    And, great story about Diana. I did not read it all but will tomorrow. This inspires me to go fully primal sooner than later!

  6. Here is what I think of Whole Foods Market. My friend posted this on Facebook. I call it…How to screw up whole food.

    Sweet Potatoes and Apples (product at the Whole Food Market)
    Sweet Potatoes, Apples, Red Onions, Jalapeno Honey, BBQ Sauce (honey, ketchup [tomato, vinegar, high fructose corn syrup, corn syrup, salt,onion, spice]), water, dijon mustard (mustard seed, vinegar, water, sea salt), sugar, cider vinegar, jalapeno, curry, garlic, lemon, shoyu (water, soybean, salt, wheat, alcohol), worchestershire (cider vinegar, soy sauce, water, molasses, agave syrup, garlic, salt, tamarind, spices, mushroom, xanthan gum, botanical extracts, cloves, smoke), canola oil, paprika, tabasco salt and pepper.

    While I am not a chemist or nutritionist, I am pretty good judge at what is considered a whole food. Adding this much crap to anything removes that badge!

    1. Um, what? That’s almost entirely natural ingredients. I could see myself making a recipe using those ingredients at home.

      1. I agree, except for shoyu (whatever that is) and worcestershire, canola, and honey I’m totally down for a serving (even if it’s only half a cup).

        1. Shoyu is an all-purpose variety of Japanese soy sauce. (It’s distinguished from Tamari, which uses less — sometimes no — wheat in the production process). Basic ol’ Kikkoman is a shoyu.

          Personally, I’m fine with worcestershire but I’ll skip the oversugared/HFCS’d bbq sauce in favor of my own.

      2. Ketchup? BBQ sauce? HFCS? Canola Oil? Try buying some of the main whole ingredients and tossing them with some butter or extra virgin olive oil and a little nutmeg. While I don’t disagree that there ARE a lot of good things in the recipe, the very fact that they start adding products that are NOT healthy choices is what I have the beef about.

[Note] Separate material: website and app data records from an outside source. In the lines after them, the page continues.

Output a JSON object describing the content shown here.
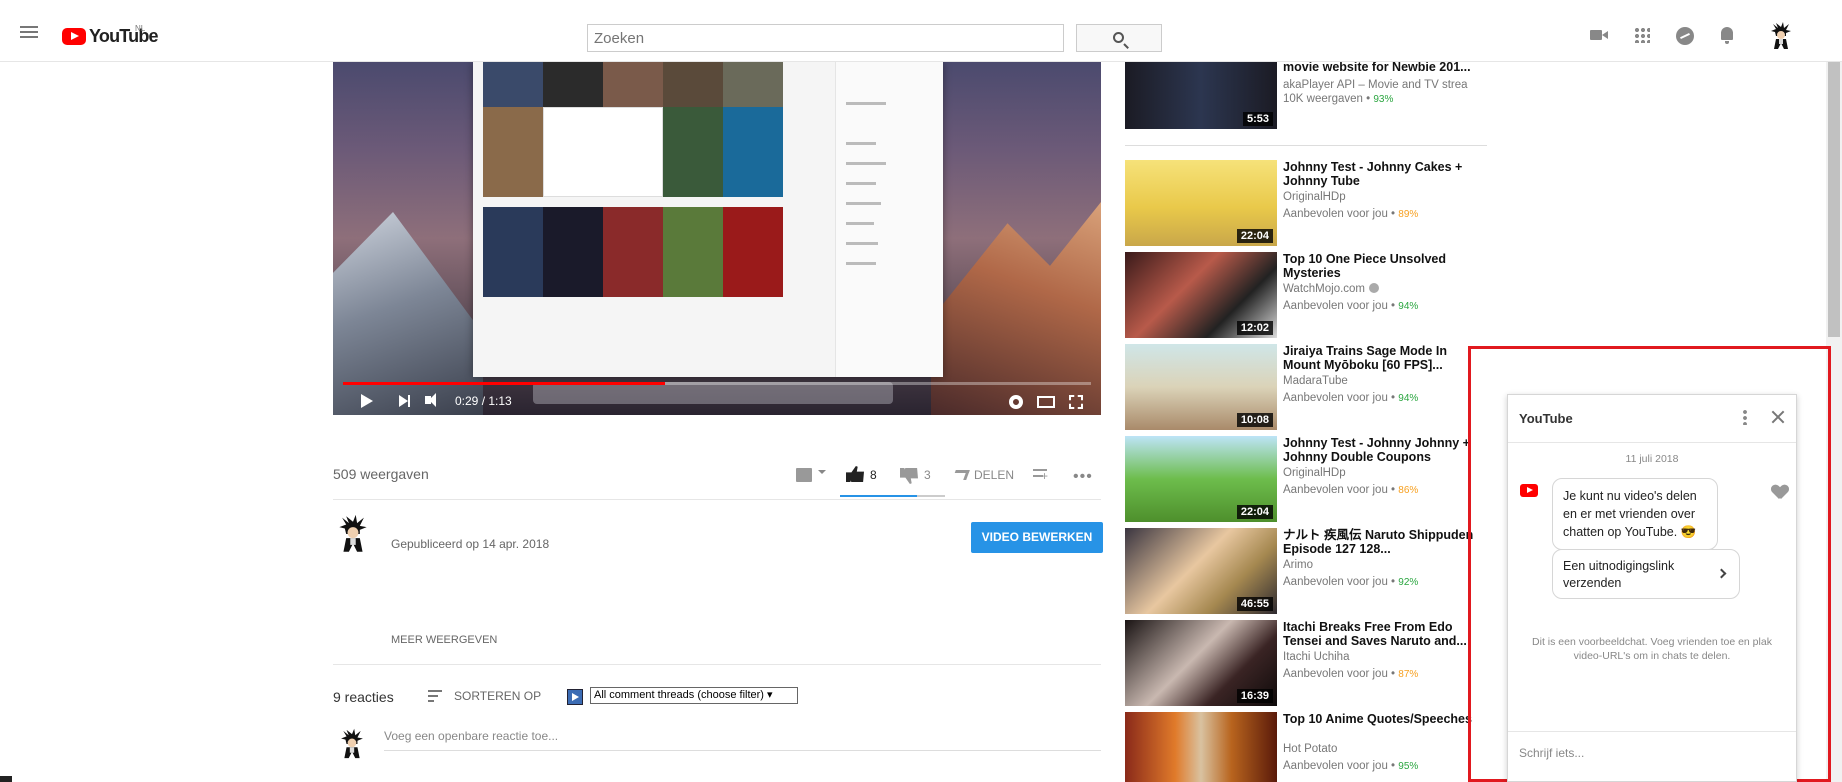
{
  "header": {
    "logo_text": "YouTube",
    "region": "NL",
    "search_placeholder": "Zoeken"
  },
  "player": {
    "time": "0:29 / 1:13",
    "progress": 0.43
  },
  "video": {
    "views": "509 weergaven",
    "likes": "8",
    "dislikes": "3",
    "share_label": "DELEN",
    "like_ratio": 0.73,
    "published": "Gepubliceerd op 14 apr. 2018",
    "edit_button": "VIDEO BEWERKEN",
    "show_more": "MEER WEERGEVEN"
  },
  "comments": {
    "count": "9 reacties",
    "sort_label": "SORTEREN OP",
    "filter_value": "All comment threads (choose filter) ▾",
    "placeholder": "Voeg een openbare reactie toe..."
  },
  "recommendations": [
    {
      "title": "movie website for Newbie 201...",
      "channel": "akaPlayer API – Movie and TV strea",
      "views": "10K weergaven",
      "pct": "93%",
      "pct_color": "green",
      "duration": "5:53"
    },
    {
      "title": "Johnny Test - Johnny Cakes + Johnny Tube",
      "channel": "OriginalHDp",
      "views": "Aanbevolen voor jou",
      "pct": "89%",
      "pct_color": "orange",
      "duration": "22:04"
    },
    {
      "title": "Top 10 One Piece Unsolved Mysteries",
      "channel": "WatchMojo.com",
      "views": "Aanbevolen voor jou",
      "pct": "94%",
      "pct_color": "green",
      "duration": "12:02"
    },
    {
      "title": "Jiraiya Trains Sage Mode In Mount Myōboku [60 FPS]...",
      "channel": "MadaraTube",
      "views": "Aanbevolen voor jou",
      "pct": "94%",
      "pct_color": "green",
      "duration": "10:08"
    },
    {
      "title": "Johnny Test - Johnny Johnny + Johnny Double Coupons",
      "channel": "OriginalHDp",
      "views": "Aanbevolen voor jou",
      "pct": "86%",
      "pct_color": "orange",
      "duration": "22:04"
    },
    {
      "title": "ナルト 疾風伝 Naruto Shippuden Episode 127 128...",
      "channel": "Arimo",
      "views": "Aanbevolen voor jou",
      "pct": "92%",
      "pct_color": "green",
      "duration": "46:55"
    },
    {
      "title": "Itachi Breaks Free From Edo Tensei and Saves Naruto and...",
      "channel": "Itachi Uchiha",
      "views": "Aanbevolen voor jou",
      "pct": "87%",
      "pct_color": "orange",
      "duration": "16:39"
    },
    {
      "title": "Top 10 Anime Quotes/Speeches",
      "channel": "Hot Potato",
      "views": "Aanbevolen voor jou",
      "pct": "95%",
      "pct_color": "green",
      "duration": ""
    }
  ],
  "chat": {
    "title": "YouTube",
    "date": "11 juli 2018",
    "message": "Je kunt nu video's delen en er met vrienden over chatten op YouTube. 😎",
    "invite": "Een uitnodigingslink verzenden",
    "note": "Dit is een voorbeeldchat. Voeg vrienden toe en plak video-URL's om in chats te delen.",
    "input_placeholder": "Schrijf iets..."
  },
  "colors": {
    "brand_red": "#ff0000",
    "accent_blue": "#2793e6",
    "highlight_red": "#e1191f",
    "pct_green": "#2ba640",
    "pct_orange": "#f7a020"
  }
}
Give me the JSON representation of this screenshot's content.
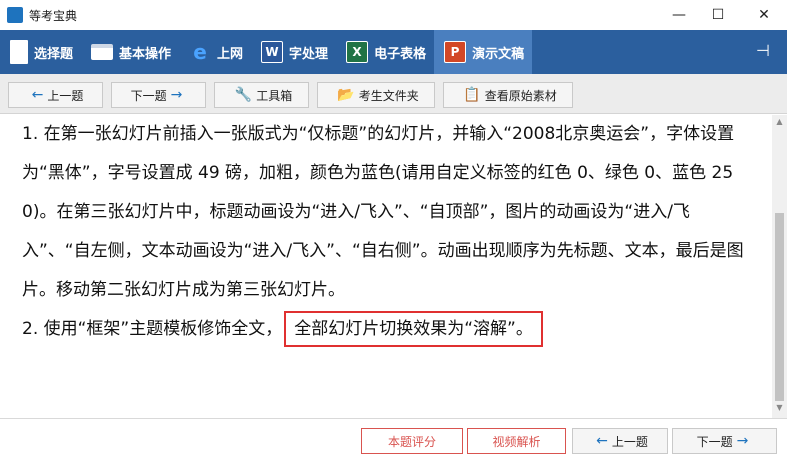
{
  "window": {
    "title": "等考宝典",
    "icon_text": "等考宝典",
    "controls": {
      "minimize": "—",
      "maximize": "☐",
      "close": "✕"
    }
  },
  "main_toolbar": {
    "items": [
      {
        "label": "选择题",
        "icon": "document-icon"
      },
      {
        "label": "基本操作",
        "icon": "window-icon"
      },
      {
        "label": "上网",
        "icon": "ie-icon",
        "glyph": "e"
      },
      {
        "label": "字处理",
        "icon": "word-icon",
        "glyph": "W"
      },
      {
        "label": "电子表格",
        "icon": "excel-icon",
        "glyph": "X"
      },
      {
        "label": "演示文稿",
        "icon": "powerpoint-icon",
        "glyph": "P"
      }
    ],
    "active": "演示文稿",
    "pin_glyph": "⊣"
  },
  "sub_toolbar": {
    "prev": {
      "arrow": "←",
      "label": "上一题"
    },
    "next": {
      "label": "下一题",
      "arrow": "→"
    },
    "tools": {
      "glyph": "🔧",
      "label": "工具箱"
    },
    "folder": {
      "glyph": "📂",
      "label": "考生文件夹"
    },
    "original": {
      "glyph": "📋",
      "label": "查看原始素材"
    }
  },
  "question": {
    "para1": "1. 在第一张幻灯片前插入一张版式为“仅标题”的幻灯片，并输入“2008北京奥运会”，字体设置为“黑体”，字号设置成 49 磅，加粗，颜色为蓝色(请用自定义标签的红色 0、绿色 0、蓝色 250)。在第三张幻灯片中，标题动画设为“进入/飞入”、“自顶部”，图片的动画设为“进入/飞入”、“自左侧，文本动画设为“进入/飞入”、“自右侧”。动画出现顺序为先标题、文本，最后是图片。移动第二张幻灯片成为第三张幻灯片。",
    "para2_lead": "2. 使用“框架”主题模板修饰全文，",
    "para2_highlight": "全部幻灯片切换效果为“溶解”。"
  },
  "bottom_bar": {
    "score": "本题评分",
    "video": "视频解析",
    "prev": {
      "arrow": "←",
      "label": "上一题"
    },
    "next": {
      "label": "下一题",
      "arrow": "→"
    }
  },
  "colors": {
    "toolbar_bg": "#2b5f9e",
    "toolbar_active": "#4a7fbf",
    "accent_red": "#e03030",
    "accent_blue": "#1e73be"
  }
}
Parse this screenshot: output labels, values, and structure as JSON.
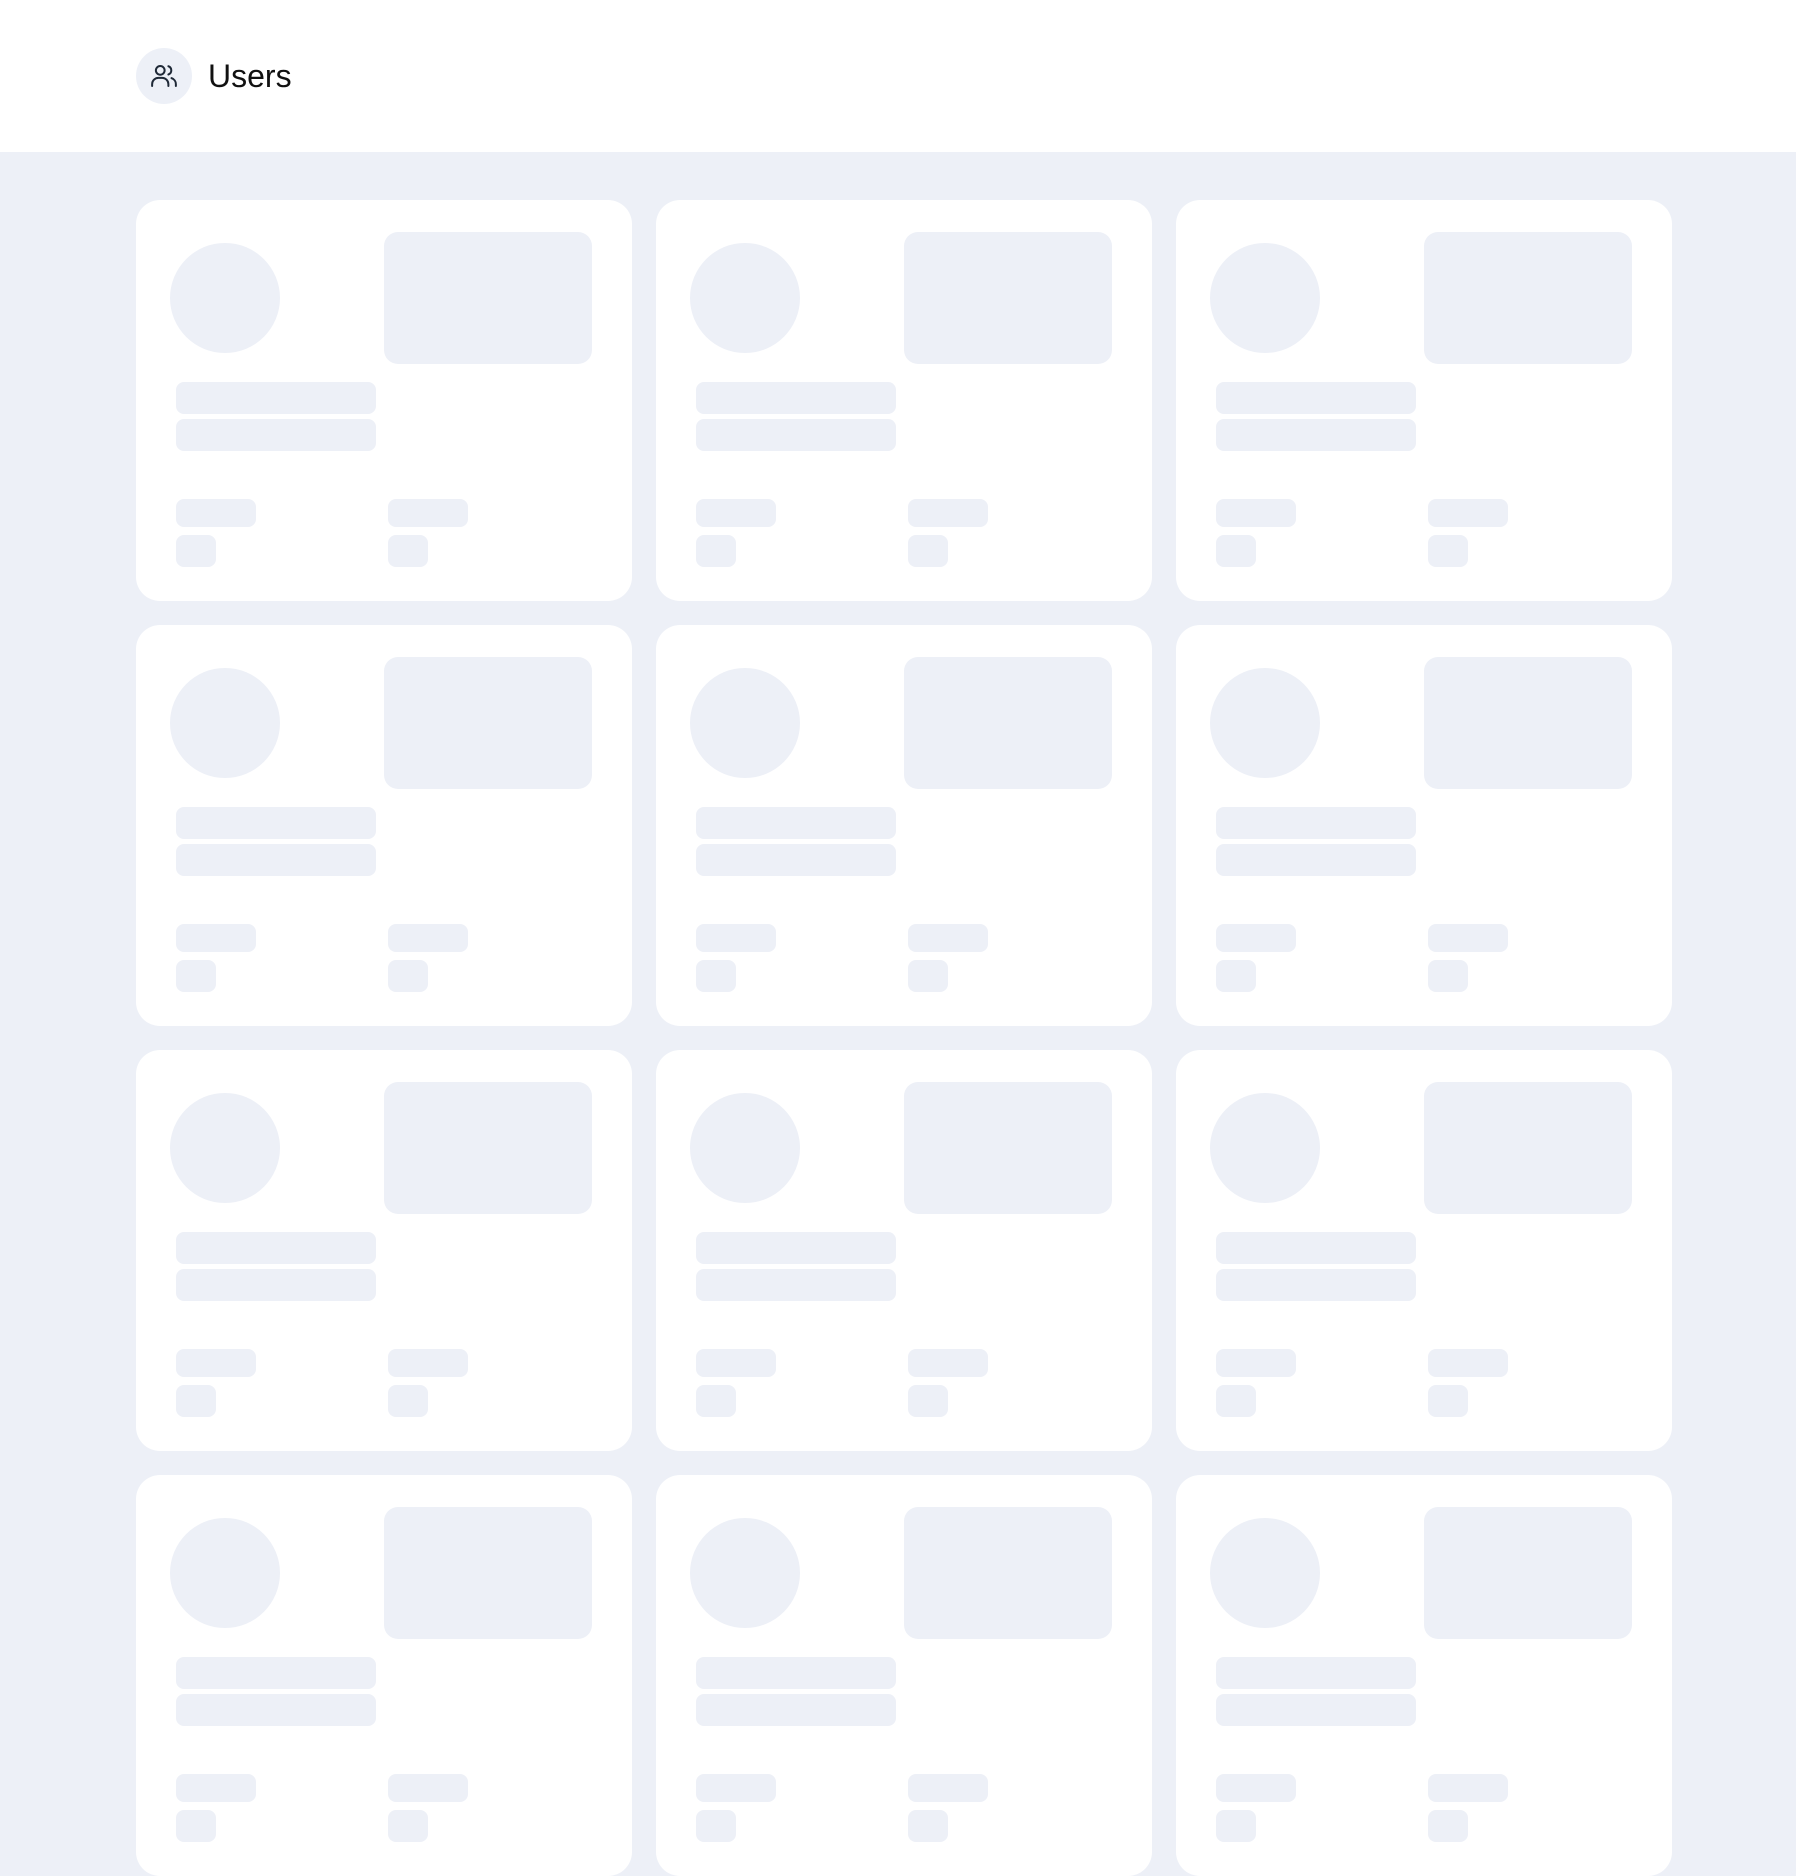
{
  "header": {
    "title": "Users",
    "icon": "users-icon"
  },
  "colors": {
    "background": "#edf0f7",
    "surface": "#ffffff",
    "skeleton": "#edf0f7",
    "text": "#111111"
  },
  "grid": {
    "state": "loading",
    "columns": 3,
    "visible_cards": 12
  }
}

  7. We started making our own BBQ sauce a few years ago, too. All the affordable brands are loaded down with HFCS! We use just a touch of homemade apricot preserves, it adds great flavor and a hint of sweetness.